RECORD EXCERPTS:
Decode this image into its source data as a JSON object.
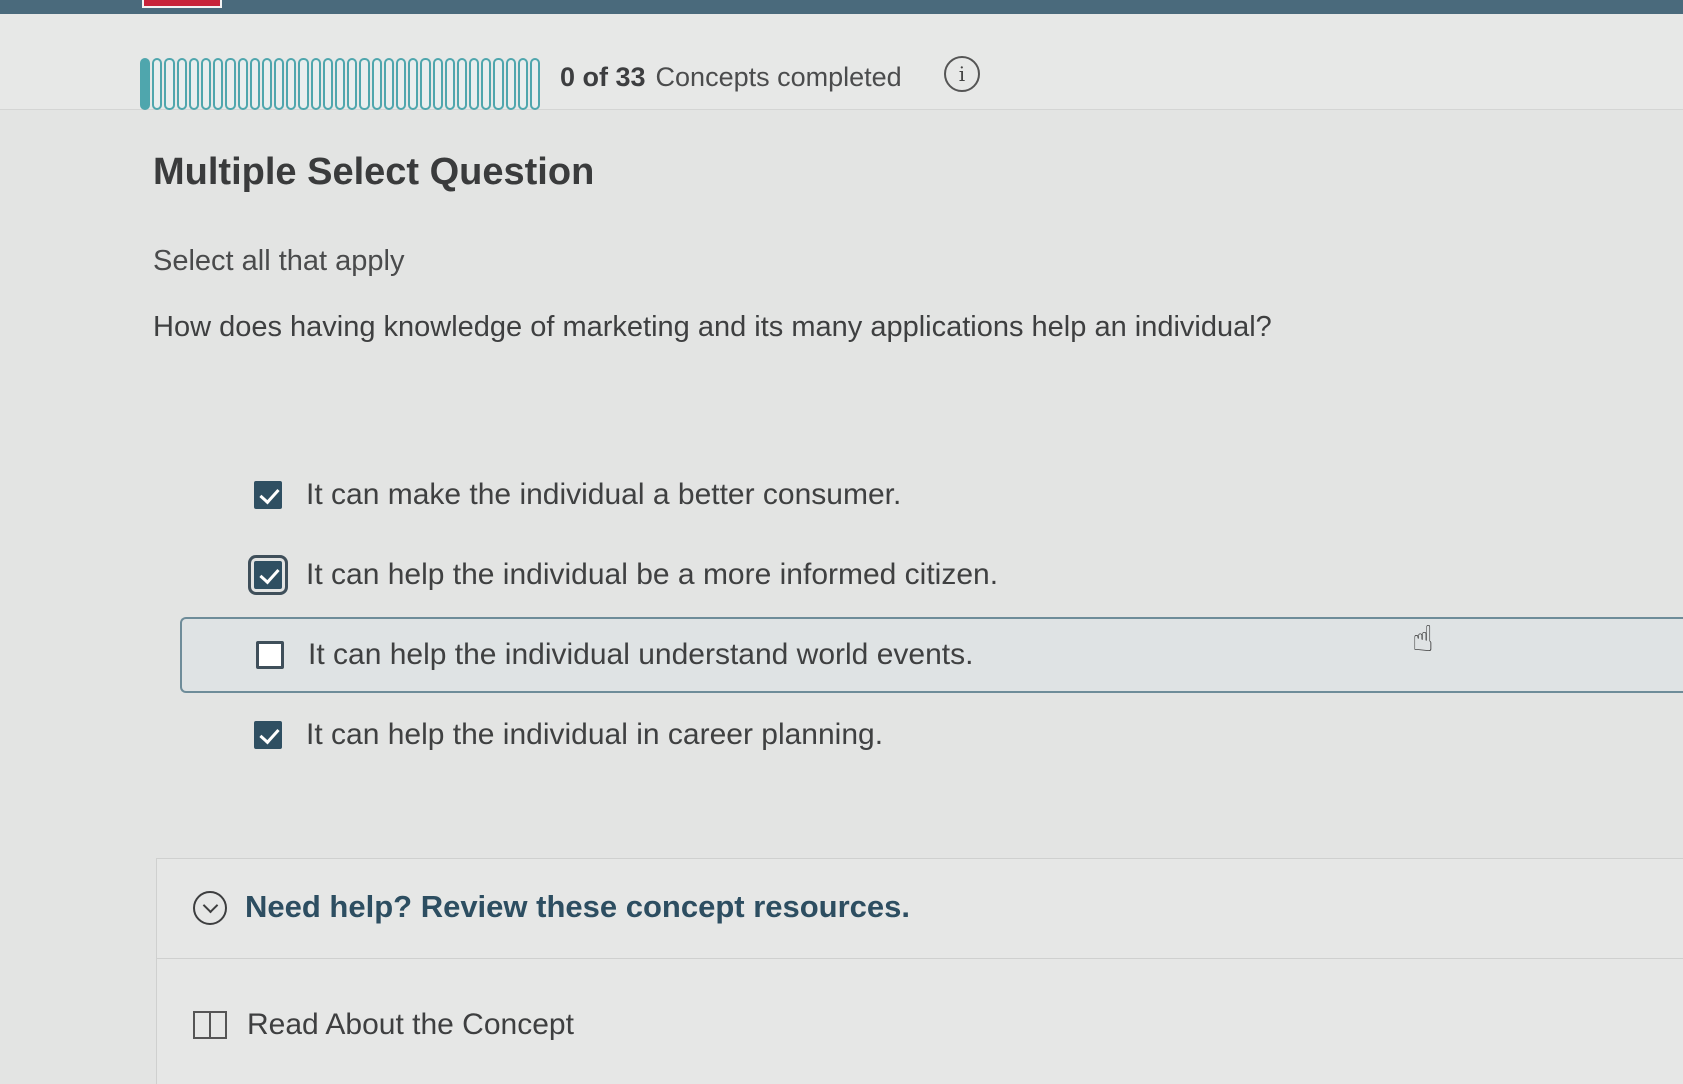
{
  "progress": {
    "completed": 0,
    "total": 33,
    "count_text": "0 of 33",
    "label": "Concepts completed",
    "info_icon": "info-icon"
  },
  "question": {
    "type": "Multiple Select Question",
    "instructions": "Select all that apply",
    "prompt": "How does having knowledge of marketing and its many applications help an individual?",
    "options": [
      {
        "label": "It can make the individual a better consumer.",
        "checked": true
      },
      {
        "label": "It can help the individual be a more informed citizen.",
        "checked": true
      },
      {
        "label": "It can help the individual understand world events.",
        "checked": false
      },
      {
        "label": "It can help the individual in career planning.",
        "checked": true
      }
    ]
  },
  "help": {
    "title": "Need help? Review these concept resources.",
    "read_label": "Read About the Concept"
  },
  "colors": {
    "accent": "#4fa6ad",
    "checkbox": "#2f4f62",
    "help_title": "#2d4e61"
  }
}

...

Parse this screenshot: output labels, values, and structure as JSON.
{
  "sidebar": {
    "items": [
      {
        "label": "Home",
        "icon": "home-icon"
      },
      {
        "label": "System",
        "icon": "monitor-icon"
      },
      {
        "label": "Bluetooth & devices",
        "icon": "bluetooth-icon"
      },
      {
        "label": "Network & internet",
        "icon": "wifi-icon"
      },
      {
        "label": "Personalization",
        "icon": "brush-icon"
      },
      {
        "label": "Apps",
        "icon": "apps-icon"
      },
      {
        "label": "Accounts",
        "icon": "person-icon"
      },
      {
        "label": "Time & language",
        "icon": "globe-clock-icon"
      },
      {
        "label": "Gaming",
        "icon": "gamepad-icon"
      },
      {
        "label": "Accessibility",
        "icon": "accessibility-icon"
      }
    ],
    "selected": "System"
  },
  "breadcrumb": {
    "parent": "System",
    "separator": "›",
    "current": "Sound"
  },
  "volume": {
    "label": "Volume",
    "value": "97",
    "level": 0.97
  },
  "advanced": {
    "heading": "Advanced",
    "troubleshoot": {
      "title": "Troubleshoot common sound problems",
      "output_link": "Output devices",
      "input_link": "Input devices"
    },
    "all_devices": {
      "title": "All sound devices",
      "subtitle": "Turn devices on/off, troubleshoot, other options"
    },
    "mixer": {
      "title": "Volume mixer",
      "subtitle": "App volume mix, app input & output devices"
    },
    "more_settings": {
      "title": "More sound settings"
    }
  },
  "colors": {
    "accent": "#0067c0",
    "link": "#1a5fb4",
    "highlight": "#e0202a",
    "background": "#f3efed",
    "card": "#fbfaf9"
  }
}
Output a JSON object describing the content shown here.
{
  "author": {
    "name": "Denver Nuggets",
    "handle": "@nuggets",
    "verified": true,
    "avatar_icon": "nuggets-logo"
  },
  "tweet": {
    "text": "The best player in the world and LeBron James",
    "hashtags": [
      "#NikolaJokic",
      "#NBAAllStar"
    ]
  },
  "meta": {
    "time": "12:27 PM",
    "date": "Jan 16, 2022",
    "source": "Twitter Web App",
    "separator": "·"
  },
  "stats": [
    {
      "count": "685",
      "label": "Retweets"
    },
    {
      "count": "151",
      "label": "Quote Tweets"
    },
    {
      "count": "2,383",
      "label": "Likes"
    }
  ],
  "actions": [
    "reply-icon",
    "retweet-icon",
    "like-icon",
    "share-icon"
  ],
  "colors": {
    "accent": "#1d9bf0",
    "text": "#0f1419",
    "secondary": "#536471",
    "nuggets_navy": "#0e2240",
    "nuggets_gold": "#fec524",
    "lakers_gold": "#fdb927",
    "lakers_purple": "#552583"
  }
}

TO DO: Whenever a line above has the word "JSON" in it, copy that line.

ANSWER FOR THE TASK:
Decode this image into its source data as a JSON object.
Parse this screenshot: output labels, values, and structure as JSON.
Output a JSON object describing the content shown here.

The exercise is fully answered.